The key to building a great mix is having a solid bass and kick-drum mix. If the bass and kick doesn’t work well together, the mix will fall apart. So here are a few tips to getting that bass and kick to work for a good mix
Tip 1: Edit and tighten
The first tip is specifically for live acoustic bass and kick.
The main problem I found with live recording is timing, which can cause phase issues and a thin sound bass and kick if not sorted. So the first thing you want to do when you get live recording to mix is to editing the timing. Make sure bass and kick are in phase (in time).
If you are the one recording get the drummer and the bass player to rehearse as much as possible before recording them. This way you will get a close to perfect recording and you won’t have do a lot of editing, which can be a tedious task.
When editing the kick and bass, if you recorded good takes, chances are all you have to do is line the waveforms up with each other.
Other times you may have to do more serious editing, you may have to cut and paste or use time stretching tools like ‘Logic Pro X Flex Mode’ to do the job. This can be time consuming but it will worth it when you get the kick drum and bass to playing better together in the mix.
Tip 2: High pass filter
Another tip direct at live recording. When tracking low hum and rumble are introduce in the recording in a numbers of way and this can muddy up the mix and prevent clarity. Most of time you can not prevent this getting into the recording so you will have to filter it out with a low pass filter.
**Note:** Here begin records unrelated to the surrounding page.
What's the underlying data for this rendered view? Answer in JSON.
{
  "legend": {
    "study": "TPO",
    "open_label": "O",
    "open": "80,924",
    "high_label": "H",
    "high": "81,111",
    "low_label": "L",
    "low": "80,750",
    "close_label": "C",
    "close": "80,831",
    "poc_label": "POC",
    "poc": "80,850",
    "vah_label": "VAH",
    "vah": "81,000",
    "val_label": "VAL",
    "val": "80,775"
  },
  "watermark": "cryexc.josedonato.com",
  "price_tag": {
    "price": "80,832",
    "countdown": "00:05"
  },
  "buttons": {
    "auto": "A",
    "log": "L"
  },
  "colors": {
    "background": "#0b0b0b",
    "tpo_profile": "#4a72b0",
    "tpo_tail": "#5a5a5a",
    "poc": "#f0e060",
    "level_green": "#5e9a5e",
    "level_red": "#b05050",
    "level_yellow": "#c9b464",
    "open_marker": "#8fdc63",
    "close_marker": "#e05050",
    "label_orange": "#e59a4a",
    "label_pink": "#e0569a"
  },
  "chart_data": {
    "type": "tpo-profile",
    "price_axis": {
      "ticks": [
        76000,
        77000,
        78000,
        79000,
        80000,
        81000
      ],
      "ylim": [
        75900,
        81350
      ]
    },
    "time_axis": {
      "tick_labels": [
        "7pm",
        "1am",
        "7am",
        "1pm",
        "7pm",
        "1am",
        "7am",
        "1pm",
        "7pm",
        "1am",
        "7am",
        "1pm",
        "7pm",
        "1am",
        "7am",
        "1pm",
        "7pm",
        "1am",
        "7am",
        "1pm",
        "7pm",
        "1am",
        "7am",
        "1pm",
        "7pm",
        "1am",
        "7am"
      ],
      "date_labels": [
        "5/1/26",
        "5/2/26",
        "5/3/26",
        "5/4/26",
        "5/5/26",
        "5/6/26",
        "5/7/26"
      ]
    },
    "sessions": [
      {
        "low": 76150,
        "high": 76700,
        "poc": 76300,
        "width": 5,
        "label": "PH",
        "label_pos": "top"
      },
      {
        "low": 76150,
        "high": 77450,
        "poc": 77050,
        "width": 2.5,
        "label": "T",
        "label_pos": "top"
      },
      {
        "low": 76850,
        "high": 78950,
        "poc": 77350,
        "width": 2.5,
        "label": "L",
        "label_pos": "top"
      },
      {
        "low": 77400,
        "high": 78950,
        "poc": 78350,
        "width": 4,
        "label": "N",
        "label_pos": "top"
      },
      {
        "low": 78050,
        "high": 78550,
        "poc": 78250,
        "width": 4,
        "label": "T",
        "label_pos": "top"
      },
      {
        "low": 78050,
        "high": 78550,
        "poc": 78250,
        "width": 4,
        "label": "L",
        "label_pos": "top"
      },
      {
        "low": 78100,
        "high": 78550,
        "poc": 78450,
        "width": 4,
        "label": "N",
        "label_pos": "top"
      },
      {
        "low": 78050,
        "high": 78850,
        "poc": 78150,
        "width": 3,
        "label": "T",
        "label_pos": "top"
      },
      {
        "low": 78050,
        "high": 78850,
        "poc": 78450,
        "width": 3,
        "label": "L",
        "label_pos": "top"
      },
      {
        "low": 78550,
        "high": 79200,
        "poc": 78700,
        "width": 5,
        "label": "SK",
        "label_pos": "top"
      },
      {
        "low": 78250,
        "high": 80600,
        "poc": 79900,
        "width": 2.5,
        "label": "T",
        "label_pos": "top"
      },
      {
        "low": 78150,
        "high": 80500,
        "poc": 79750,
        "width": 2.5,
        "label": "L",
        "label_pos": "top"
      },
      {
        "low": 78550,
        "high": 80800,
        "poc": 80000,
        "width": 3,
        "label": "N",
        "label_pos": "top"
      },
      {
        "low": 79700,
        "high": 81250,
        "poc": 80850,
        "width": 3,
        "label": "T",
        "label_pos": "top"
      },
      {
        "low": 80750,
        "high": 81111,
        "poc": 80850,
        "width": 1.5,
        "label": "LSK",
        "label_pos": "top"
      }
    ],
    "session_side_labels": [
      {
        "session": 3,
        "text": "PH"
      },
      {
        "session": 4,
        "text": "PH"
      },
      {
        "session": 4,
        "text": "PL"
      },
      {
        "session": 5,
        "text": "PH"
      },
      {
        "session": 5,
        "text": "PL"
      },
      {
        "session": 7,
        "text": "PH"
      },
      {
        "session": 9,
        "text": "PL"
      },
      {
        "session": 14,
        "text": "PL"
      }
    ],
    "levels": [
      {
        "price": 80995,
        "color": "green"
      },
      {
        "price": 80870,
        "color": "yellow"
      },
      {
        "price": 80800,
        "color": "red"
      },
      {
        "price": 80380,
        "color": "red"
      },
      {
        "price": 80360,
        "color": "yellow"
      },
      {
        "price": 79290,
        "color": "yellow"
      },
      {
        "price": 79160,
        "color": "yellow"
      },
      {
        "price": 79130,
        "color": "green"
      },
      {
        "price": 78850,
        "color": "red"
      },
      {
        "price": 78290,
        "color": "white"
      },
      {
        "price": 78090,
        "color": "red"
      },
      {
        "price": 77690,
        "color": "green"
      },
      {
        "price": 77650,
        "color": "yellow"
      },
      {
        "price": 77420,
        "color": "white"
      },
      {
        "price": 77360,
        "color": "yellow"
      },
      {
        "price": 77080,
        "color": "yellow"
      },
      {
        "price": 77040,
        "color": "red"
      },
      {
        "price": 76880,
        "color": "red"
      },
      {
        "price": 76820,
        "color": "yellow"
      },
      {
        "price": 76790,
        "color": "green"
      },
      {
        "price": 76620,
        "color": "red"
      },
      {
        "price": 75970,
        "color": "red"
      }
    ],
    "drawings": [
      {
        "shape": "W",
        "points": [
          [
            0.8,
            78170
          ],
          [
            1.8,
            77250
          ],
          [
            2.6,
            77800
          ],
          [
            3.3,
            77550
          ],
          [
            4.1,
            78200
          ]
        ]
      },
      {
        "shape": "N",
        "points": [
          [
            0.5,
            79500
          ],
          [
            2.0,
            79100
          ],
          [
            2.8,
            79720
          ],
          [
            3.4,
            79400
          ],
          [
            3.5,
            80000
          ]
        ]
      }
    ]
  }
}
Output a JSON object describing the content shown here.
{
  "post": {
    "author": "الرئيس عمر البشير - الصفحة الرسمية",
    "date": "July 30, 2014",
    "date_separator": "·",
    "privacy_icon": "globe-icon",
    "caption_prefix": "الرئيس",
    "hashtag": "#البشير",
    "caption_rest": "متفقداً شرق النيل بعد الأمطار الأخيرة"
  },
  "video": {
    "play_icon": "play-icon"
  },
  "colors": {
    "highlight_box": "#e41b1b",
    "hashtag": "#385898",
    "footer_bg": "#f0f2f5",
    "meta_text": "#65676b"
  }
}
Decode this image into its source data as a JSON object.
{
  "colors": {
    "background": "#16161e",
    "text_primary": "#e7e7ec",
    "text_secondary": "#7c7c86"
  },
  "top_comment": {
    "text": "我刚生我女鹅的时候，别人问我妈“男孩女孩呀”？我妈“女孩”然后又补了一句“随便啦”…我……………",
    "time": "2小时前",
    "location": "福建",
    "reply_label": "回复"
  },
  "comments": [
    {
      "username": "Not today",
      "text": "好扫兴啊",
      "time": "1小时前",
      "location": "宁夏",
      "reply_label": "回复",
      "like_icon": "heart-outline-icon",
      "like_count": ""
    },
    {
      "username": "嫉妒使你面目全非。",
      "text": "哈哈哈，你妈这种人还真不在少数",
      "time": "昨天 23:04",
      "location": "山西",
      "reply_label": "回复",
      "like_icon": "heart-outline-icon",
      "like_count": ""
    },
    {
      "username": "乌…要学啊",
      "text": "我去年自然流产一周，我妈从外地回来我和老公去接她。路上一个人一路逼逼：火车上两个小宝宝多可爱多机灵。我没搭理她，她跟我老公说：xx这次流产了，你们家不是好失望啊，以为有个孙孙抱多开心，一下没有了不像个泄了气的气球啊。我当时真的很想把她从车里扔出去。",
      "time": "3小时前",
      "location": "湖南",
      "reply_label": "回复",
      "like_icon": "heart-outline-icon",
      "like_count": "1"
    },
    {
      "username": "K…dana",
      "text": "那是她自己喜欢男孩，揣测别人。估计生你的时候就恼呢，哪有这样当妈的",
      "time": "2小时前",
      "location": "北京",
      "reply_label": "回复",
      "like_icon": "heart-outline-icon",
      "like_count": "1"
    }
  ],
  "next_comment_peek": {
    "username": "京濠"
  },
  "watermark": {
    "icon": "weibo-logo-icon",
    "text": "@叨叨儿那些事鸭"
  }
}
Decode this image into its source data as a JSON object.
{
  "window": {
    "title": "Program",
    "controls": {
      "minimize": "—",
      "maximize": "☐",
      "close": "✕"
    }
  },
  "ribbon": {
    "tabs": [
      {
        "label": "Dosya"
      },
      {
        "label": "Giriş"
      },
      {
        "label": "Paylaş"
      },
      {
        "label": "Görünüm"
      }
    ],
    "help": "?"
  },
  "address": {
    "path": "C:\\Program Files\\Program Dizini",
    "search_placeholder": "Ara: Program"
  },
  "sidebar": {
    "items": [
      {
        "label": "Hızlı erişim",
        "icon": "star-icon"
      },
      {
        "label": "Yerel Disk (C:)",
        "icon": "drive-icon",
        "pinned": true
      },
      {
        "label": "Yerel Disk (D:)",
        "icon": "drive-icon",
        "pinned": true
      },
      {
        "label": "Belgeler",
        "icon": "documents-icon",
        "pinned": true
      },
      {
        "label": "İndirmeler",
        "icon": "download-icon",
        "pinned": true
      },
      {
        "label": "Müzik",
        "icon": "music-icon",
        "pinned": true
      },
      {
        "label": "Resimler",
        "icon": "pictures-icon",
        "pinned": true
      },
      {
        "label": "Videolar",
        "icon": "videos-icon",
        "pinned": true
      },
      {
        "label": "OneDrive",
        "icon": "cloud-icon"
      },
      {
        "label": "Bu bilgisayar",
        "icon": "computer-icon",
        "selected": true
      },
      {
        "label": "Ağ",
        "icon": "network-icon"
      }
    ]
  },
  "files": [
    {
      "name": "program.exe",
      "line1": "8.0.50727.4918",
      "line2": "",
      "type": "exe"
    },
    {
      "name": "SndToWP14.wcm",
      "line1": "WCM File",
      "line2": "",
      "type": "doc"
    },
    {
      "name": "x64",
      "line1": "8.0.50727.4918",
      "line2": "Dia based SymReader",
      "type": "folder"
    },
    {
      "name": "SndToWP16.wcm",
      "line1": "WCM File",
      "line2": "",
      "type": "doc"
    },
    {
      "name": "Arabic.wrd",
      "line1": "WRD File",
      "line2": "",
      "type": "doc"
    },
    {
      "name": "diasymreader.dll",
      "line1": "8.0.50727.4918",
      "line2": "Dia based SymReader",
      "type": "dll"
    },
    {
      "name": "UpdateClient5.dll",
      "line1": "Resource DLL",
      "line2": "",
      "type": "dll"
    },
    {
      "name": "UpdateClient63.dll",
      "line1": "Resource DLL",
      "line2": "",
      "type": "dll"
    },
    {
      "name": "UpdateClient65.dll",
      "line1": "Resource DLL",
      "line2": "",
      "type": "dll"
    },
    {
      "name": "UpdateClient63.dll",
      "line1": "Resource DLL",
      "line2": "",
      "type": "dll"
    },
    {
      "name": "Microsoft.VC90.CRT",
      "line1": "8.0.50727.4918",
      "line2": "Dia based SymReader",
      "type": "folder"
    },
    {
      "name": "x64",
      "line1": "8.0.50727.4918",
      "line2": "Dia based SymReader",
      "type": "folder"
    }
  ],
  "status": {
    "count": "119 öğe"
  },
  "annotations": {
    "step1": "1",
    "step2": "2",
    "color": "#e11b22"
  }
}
Since we can’t hear much below 30Hz, filtering out everything below this frequency from the kick and bass won’t affect the tonality but will add more clarity to the mix.
Tip 3: Give them their own space
This is the most important tip and one every mixer must know.
The low frequency ranges from 60Hz-200Hz. The bass and kick must sit within this range at there own distinct fundamental frequencies for them be audible in the mix and not clashing with each other.
So how is it done? Using an EQ, find the frequencies that defines each instruments and boost those frequencies while cutting it those same frequencies in the other instrument. For example, say 70-Hz accent the kick drum when boost, you would cut 70-80Hz from the bass. When plays together the 70-80Hz in the bass won’t clash with the 70-80Hz you want to hear from the kick.
Do the same with the bass, find the frequencies that accent the bass then cut those same frequencies from the kick drum.
Keep in mind though, too much boost bass region can muddy up the mix so it better to cut in the area than to boost.
In most case this little tip will prevent the kick drum and the bass from clashing and create more clarity in the low end. But there time when this won’t be enough and other create ways are needed to create clarity in the low end, which bring us to the next tips.
Tip 4. Sidechain the kick and bass
Sidechain compression is a technique use to get kick drum to cut through the mix when the bass or other instruments masked it or then it is too low and you don’t have no more head room to turn the kick up.
The bass can masked this kick when they play at the same time in the mix or they have the similar fundamental and harmonic frequencies. Using sidechain compression whenever the kick play the compressor will briefly lower to volume of the bass so that the kick is audible.
The time is so short that it won’t be obvious that the bass is lower.
Using one are these technique and you should be on your way to getting a better low end mix.
Image by: Philip Rood